When you file for bankruptcy, you must make one appearance in court. This appearance is formally called the meeting of creditors. It has been given the nickname of “341 meeting” because it is required by section 341 of the bankruptcy code.
The trustee assigned to your case presides over the meeting and will ask you questions about your assets, liabilities, bankruptcy petition, schedules and related documents that you have filed. You will be sworn in and must answer these questions under oath. The meeting will be recorded either on video or by a court reporter.
Your creditors are invited to attend the 341 meeting, but they are not required to be there and it is rare for creditors to come. Creditors, if they do come, are allowed to ask you questions as well.
The 341 meeting is not like a trial. You do not have to “prove” your case. All you have to do is answer the trustee’s questions fully and honestly. The trustee is simply verifying the information you have provided in your filings and determining whether any information may be missing.

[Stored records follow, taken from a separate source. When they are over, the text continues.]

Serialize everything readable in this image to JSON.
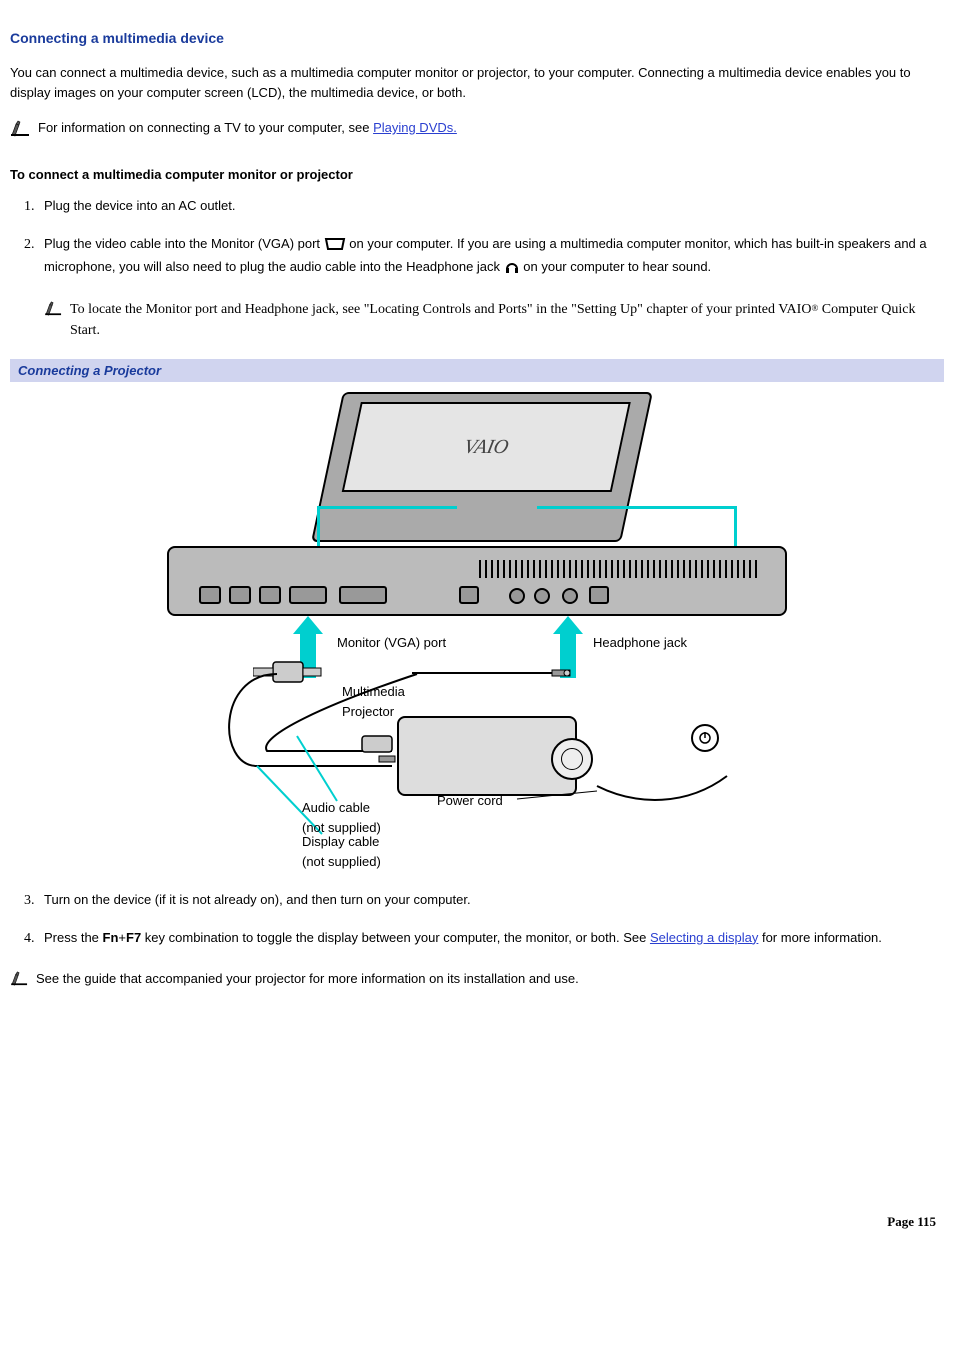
{
  "title": "Connecting a multimedia device",
  "intro": "You can connect a multimedia device, such as a multimedia computer monitor or projector, to your computer. Connecting a multimedia device enables you to display images on your computer screen (LCD), the multimedia device, or both.",
  "info_note_prefix": "For information on connecting a TV to your computer, see ",
  "info_note_link": "Playing DVDs.",
  "sub_heading": "To connect a multimedia computer monitor or projector",
  "steps": {
    "s1": "Plug the device into an AC outlet.",
    "s2_a": "Plug the video cable into the Monitor (VGA) port ",
    "s2_b": " on your computer. If you are using a multimedia computer monitor, which has built-in speakers and a microphone, you will also need to plug the audio cable into the Headphone jack ",
    "s2_c": " on your computer to hear sound.",
    "s2_note_a": "To locate the Monitor port and Headphone jack, see \"Locating Controls and Ports\" in the \"Setting Up\" chapter of your printed VAIO",
    "s2_note_b": " Computer Quick Start.",
    "s3": "Turn on the device (if it is not already on), and then turn on your computer.",
    "s4_a": "Press the ",
    "s4_fn": "Fn",
    "s4_plus": "+",
    "s4_f7": "F7",
    "s4_b": " key combination to toggle the display between your computer, the monitor, or both. See ",
    "s4_link": "Selecting a display",
    "s4_c": " for more information."
  },
  "figure": {
    "caption": "Connecting a Projector",
    "laptop_brand": "VAIO",
    "label_vga": "Monitor (VGA) port",
    "label_headphone": "Headphone jack",
    "label_projector_a": "Multimedia",
    "label_projector_b": "Projector",
    "label_power": "Power cord",
    "label_audio_a": "Audio cable",
    "label_audio_b": "(not supplied)",
    "label_display_a": "Display cable",
    "label_display_b": "(not supplied)"
  },
  "final_note": "See the guide that accompanied your projector for more information on its installation and use.",
  "page_number": "Page 115",
  "reg_mark": "®"
}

These meetings are typically quite short, usually lasting only about 15 minutes, and your Texas bankruptcy attorney can attend the 341 meeting with you and answer any questions you may have about the process.